Jozef Stern


The time is the early 17th Century. The Jews of Prague suffer under the rule of Holy Roman Emperor Rudolf II. Fearing he will institute anti-Semetic pogroms, the people plead with Rabbi Jacob to unleash the legendary Golem. Years earlier, the animated clay statue had come to the Jews' aid in a time of great need, only to return to lifelessness afterwards. Before a decision can be reached, Rabbi Jacob is arrested by the Emperor's forces. Knowing her husband is being tortured, the Rabbi's wife awakens the Golem...but without a compassionate hand to guide him, the creature has become a mindless monstrosity intent on destroying everything in its path, including those who sought his aid...

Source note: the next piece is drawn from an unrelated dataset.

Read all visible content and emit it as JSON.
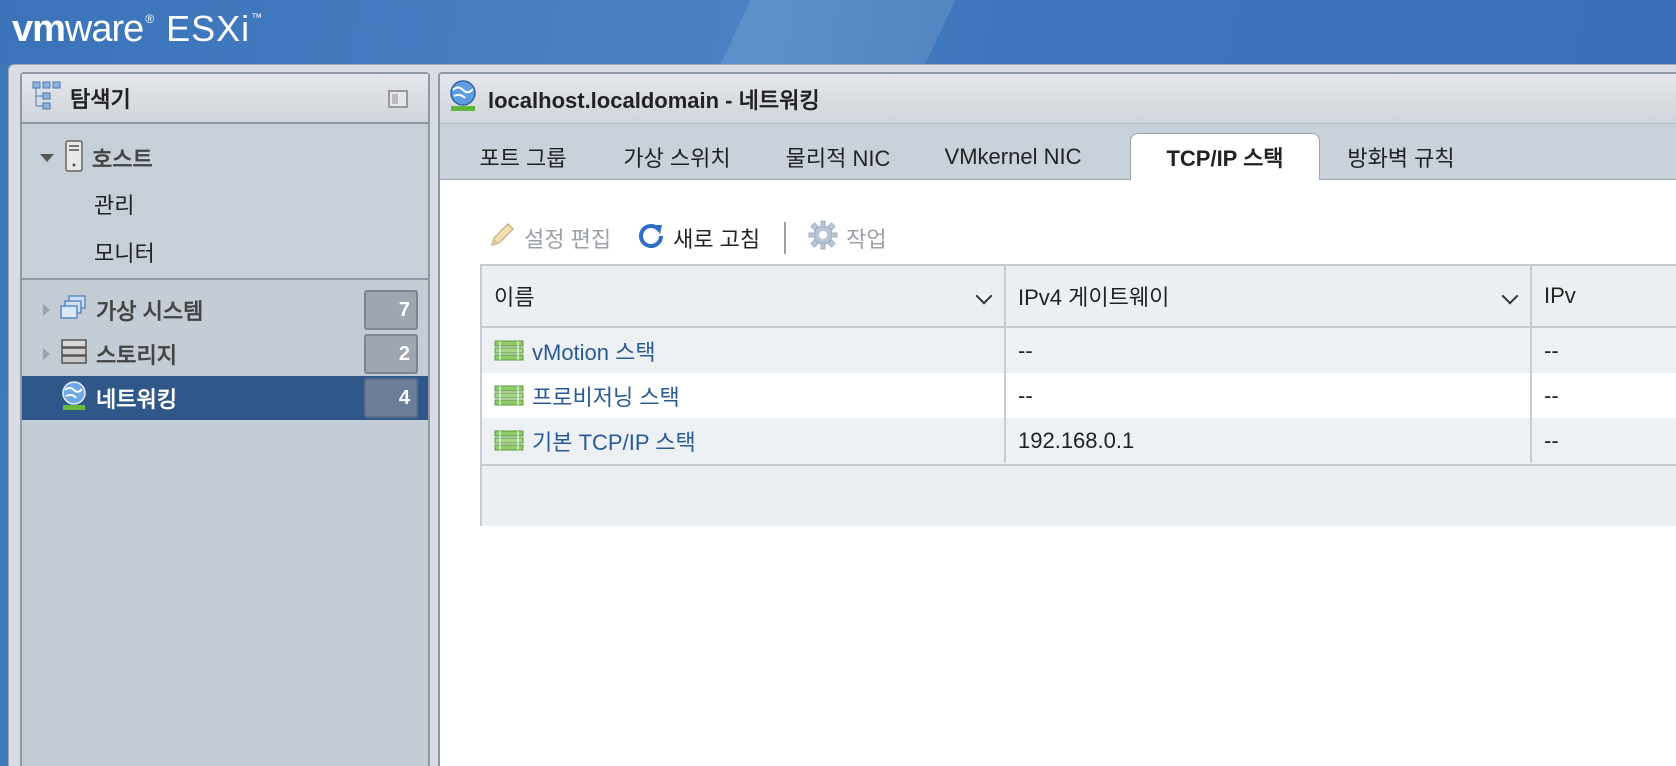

Aware of what was happening in Nazi Germany, French director Julien Duvivier wanted to address the plight of the Jews, if only symbolically. He did so by crafting a sequel to the 1920 German classic The Golem: How He Came Into The World, directed by Paul Wegener. Duvivier is considered one of the founding fathers of French cinema for films such as S.S. Tenacity (1934) and Pépé le Moko (1937). He fled France in advance of the German occupation for Hollywood, where he made prestigious pictures like Tales of Manhattan (1942) with Charles Boyer and Rita Hayworth and Flesh and Fantasy (1943) with Edward G. Robinson and Barbara Stanwyck. His Golem sequel remains an unfairly overlooked entry in his filmography. Harry Baur is considered one of the greatest actors of the French cinema. He played Ludwig Van Beethoven in Abel Gance's Beethoven's Great Love (1936) and Jean Valjean in Raymond Bernard's Les Miserables (1934), considered by many to be the best adaptation of Victor Hugo's novel. He tragically died in 1943 while making a movie in Berlin, after being arrested and tortured by the Gestapo on suspicion of anti-Nazi activities.

In French with English subtitles.

Note: Due to the age and rarity of this film, some picture anomalies exist.




Not Rated


91 Minutes